Turmeric is the root of the Curcuma longa plant. It is an India spice from the ginger family. Turmeric is recognized for its bright yellow color, giving curry powder its particular hue. It has also been used to add color and taste to commercial mustard, butter and cheeses.
Turmeric contains curcumin, a powerful antioxidant that can neutralize free radicals and potentially slow down the signs of aging. Free radicals can damage the DNA, cell membrane and even cause cell death, therefore increasing the risk of heart disease, cancer and other diseases.
- Anti-inflammatory: Thus it has protective properties against various inflammatory diseases, such as Alzheimer’s disease, arthritis, atherosclerosis, dermatitis, and colitis.
- Antimicrobial: For centuries in India turmeric has been applied to minor cuts for its antiseptic properties. Bruises and bumps are also treated with turmeric in order to reduce swelling and inflammation. A great home remedy to aid sports injury healing: Mix turmeric with water to form a paste and apply to the wound. Be aware, that applying turmeric for long periods of time can cause a yellow discoloration of the skin that may be difficult to remove.

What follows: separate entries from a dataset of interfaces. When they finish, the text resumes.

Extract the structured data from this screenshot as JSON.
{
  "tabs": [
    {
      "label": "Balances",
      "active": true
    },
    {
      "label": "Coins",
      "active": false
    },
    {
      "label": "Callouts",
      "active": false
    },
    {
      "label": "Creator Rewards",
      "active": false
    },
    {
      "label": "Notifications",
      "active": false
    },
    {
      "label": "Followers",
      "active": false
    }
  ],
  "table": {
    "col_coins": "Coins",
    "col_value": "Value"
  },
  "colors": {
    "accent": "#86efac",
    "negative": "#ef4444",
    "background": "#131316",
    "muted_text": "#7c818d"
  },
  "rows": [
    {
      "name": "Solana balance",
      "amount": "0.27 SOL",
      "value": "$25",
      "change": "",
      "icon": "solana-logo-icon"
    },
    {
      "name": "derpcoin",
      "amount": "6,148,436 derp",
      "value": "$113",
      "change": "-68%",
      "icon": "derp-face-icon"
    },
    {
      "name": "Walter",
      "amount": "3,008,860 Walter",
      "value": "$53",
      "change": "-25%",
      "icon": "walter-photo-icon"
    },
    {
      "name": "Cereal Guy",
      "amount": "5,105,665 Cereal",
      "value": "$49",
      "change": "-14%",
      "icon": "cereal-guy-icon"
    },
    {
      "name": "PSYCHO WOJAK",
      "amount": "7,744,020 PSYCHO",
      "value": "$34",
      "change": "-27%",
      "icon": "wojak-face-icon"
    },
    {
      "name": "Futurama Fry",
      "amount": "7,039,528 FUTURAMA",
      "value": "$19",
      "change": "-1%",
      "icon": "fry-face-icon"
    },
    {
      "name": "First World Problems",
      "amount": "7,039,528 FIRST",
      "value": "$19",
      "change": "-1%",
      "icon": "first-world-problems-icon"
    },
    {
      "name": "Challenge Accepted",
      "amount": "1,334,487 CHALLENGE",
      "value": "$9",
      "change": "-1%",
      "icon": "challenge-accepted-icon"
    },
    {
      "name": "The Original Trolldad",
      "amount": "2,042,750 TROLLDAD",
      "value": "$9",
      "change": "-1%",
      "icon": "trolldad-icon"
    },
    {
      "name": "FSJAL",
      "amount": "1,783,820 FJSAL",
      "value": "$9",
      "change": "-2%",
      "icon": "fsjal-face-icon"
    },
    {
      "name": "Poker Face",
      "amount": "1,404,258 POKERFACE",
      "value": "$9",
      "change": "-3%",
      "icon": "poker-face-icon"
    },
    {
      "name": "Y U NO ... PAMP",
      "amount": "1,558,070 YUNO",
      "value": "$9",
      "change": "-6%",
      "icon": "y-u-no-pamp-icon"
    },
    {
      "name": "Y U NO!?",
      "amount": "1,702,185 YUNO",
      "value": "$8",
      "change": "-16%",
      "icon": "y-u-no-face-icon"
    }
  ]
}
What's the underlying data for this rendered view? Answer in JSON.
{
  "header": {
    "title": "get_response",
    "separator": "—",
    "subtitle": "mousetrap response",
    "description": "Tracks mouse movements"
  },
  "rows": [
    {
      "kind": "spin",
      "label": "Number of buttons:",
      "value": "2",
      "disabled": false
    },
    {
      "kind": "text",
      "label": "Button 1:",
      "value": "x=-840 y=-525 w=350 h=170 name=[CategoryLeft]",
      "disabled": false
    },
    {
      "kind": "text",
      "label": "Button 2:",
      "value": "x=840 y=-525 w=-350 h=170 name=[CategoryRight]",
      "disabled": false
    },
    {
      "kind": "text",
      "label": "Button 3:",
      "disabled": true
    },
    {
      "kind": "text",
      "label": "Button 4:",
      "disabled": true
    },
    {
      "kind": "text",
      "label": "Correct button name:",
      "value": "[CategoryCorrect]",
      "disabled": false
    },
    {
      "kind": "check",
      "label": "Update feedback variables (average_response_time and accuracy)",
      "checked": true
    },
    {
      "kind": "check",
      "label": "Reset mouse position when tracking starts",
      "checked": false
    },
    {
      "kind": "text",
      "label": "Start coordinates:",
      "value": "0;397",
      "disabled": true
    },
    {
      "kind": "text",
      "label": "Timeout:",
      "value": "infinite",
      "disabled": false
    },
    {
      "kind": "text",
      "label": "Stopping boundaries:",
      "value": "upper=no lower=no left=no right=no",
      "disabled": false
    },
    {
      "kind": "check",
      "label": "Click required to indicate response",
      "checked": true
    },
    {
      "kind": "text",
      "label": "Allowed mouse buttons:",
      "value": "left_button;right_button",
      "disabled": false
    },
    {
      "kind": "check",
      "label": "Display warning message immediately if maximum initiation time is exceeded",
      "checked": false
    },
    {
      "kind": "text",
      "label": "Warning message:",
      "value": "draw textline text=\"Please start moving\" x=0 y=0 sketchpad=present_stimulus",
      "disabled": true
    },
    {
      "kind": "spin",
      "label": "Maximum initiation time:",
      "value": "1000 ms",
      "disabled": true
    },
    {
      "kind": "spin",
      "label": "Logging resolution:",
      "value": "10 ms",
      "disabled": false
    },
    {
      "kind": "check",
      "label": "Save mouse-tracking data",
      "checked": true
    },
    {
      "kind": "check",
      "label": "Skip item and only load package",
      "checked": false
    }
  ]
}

- Anticarcinogenic: Lately curcumin has gained much attention for its chemopreventive* properties.
* Chemoprevention is the use of medications, vitamins, or other substances in the diet, such as antioxidants, to prevent, suppress or delay the development of cancer.
Animal research demonstrates that curcumin inhibits the three stages of carcinogenesis: initiation, promotion and progression of cancer. More research is being conducted to test the same effects in humans, and so far these studies strongly support that curcumin’s antioxidant properties, inhibit tumor development, growth or metastasis in humans.
Recommended dosage for adults:
- Cut root: 1.5 – 3 g per day
- Dried, powdered root (ground): 1 – 3 g per day
- Standardized powder (curcumin): 400 – 600 mg, 3 times per day
- Fluid extract (1:1) 30 – 90 drops a day
- Tincture (1:2): 15 – 30 drops, 4 times per day
Incorporate turmeric to your home cooking, in your favorite recipes, to add color, flavor and health benefits!
- Add 1-2 tbsp of ground turmeric or cut root to your favorite soup recipe. Cook as directed.
- Drink turmeric tea. Bring four cups of water to boil, add 1 tsp of ground turmeric, reduce heat and simmer for 10 minutes, add lemon, ginger, or honey to taste.
- Steam your vegetable of choice, such as cauliflower, broccoli, collard greens, or yam. Add 1 tbsp of safflower oil and 1 tsp of ground turmeric to a saucer, then lightly sauté them. Add salt to taste. It will taste wonderful!
People who are allergic to ginger or yellow food colorings are more likely to be allergic to turmeric.
Consult your doctor if you are taking any blood thinner medication before taking turmeric, since it can make the effect of the drug stronger and increase your risk of bleeding.